CHICAGO -- He began hitting under his dad's tutelage at the age of 5 and hasn't stopped. This year, the Cubs' Kris Bryant continued his meteoric rise, and he will find out on Thursday (5 p.m. CT on MLB Network) whether he won the National League Most Valuable Player Award, presented by the Baseball Writers' Association of America.
Hopefully, Bryant has room on his mantle. He was named the top college player in 2013 and the top Minor League player in '14, before being honored as the top rookie last season. This year, Bryant, 24, ranked among the NL leaders in home runs (39), RBIs (102) and slugging percentage (.554), and was first in runs scored (121). His 39 homers were the most by a Cubs player since Derrek Lee belted 46 in '05.
There were plenty of highlight games. On April 21 in Cincinnati, Bryant went 4-for-6 with two home runs, including a grand slam, and six RBIs. On June 27 at Great American Ball Park, he went 5-for-5 with three home runs, two doubles and six RBIs, becoming the first player in Major League history to record three homers and two doubles in a game. And he did so despite moving from third base to left field to right field during the game.

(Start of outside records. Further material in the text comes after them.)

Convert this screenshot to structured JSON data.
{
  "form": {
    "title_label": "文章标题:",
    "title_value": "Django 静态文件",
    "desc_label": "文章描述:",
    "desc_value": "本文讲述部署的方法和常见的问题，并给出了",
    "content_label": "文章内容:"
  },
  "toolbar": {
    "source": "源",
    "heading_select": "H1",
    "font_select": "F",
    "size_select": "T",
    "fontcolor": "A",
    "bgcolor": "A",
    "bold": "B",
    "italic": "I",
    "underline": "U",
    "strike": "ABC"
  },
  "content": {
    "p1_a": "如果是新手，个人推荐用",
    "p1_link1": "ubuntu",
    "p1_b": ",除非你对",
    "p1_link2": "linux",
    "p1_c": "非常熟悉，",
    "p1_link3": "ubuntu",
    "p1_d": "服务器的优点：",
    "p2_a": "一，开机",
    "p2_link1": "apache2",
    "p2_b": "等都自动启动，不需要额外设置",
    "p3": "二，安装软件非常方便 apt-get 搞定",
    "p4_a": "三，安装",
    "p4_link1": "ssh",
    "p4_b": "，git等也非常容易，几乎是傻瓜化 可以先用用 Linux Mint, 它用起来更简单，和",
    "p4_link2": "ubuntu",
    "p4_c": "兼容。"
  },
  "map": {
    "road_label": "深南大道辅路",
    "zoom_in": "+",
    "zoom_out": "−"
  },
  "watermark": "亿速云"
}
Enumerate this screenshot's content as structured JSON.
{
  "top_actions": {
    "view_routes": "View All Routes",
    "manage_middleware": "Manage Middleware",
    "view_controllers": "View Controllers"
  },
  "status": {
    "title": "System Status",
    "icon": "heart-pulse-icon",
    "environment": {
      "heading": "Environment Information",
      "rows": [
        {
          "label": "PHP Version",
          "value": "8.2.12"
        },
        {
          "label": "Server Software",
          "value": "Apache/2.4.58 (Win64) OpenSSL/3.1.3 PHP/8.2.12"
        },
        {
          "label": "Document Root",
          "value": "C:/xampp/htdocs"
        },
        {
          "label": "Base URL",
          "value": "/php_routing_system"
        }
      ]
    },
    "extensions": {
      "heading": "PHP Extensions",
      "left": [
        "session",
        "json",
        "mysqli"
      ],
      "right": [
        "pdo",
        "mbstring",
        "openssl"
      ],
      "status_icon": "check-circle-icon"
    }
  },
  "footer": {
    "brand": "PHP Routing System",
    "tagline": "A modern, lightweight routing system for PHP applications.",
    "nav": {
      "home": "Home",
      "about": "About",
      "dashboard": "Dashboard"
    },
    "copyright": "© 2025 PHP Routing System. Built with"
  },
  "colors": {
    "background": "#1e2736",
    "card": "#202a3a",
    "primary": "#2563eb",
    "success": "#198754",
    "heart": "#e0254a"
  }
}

Cubs manager Joe Maddon took advantage of Bryant's versatility.
"When you think back to when you started playing baseball, it was always so much more fun in Little League," Bryant said. "Now, it's like Little Leagues in the big leagues. I think that's one of the things that makes Joe such an unbelievable manager. You never know what you're going to do, what to expect in the clubhouse. I think more guys should be like that."
During the first half of the season, Bryant hit 25 home runs. At his second All-Star Game, Bryant homered, but it wasn't enough to help the NL win.
While all home runs are key, not many were as perfectly timed as Bryant's 33rd, which he hit in the third inning of the Cubs' 5-3 win over the Padres. Bryant's University of San Diego baseball coach Rich Hill was in attendance at Petco Park on Aug. 23.
"I always thought once he got into pro ball, he'd actually do better than he did in college," Hill said. "In the Minor Leagues, the pitchers get a little arrogant. They think, 'I'll just throw this by this guy.' I thought when he got some pitches to hit, he'd do some damage. They're pitching him like an All-Star, and they've been doing it since Day 1."
Hill also isn't surprised that Bryant has made the adjustments. There was no sophomore slump.
"He was a 4.7 GPA out of high school," Hill said. "He's very bright, and at the same time, he's very competitive. You have that combination, and that's a good recipe for success."
Twenty players have won top rookie honors and have been named MVP, but Bryant could join Dustin Pedroia (2007-08), Ryan Howard (2005-06) and Cal Ripken Jr. (1982-83) as the only players to win the awards in back-to-back seasons.
The other NL MVP finalists this year include Nationals second baseman Daniel Murphy and Dodgers rookie shortstop Corey Seager.
Sammy Sosa was the last Cubs player to win MVP honors, doing so in 1998.
Bryant led NL position players with a 7.7 WAR. Between 1931 and 2015, there were 32 instances of a position player age 24 or younger leading his league in WAR. In 10 of those 32, the player was named MVP. That group includes Jimmie Foxx ('32), Joe DiMaggio ('39), Stan Musial ('43), Willie Mays ('54), Mickey Mantle ('56), Johnny Bench ('70), Ripken ('83), Ryne Sandberg ('84), Mike Trout ('14) and Bryce Harper ('15).
The MLB Awards -- following league-specific recognition by BBWAA voters, whose ballots are based on regular-season play -- include candidates from both leagues (with postseason performance taken into consideration). MLB Awards are based on votes by retired players, broadcasters/reporters, team executives, Society of American Baseball Research members and fans, with each group accounting for 20 percent of the process. Esurance MLB Awards week concludes Friday on MLB Network and MLB.com at 8 p.m. ET. MLB Awards categories include Best Major Leaguer, Hitter, Pitcher, Rookie, Executive and Manager.
Carrie Muskat has covered the Cubs since 1987, and for MLB.com since 2001. She writes a blog, Muskat Ramblings. You can follow her on Twitter @CarrieMuskat and listen to her podcast. This story was not subject to the approval of Major League Baseball or its clubs.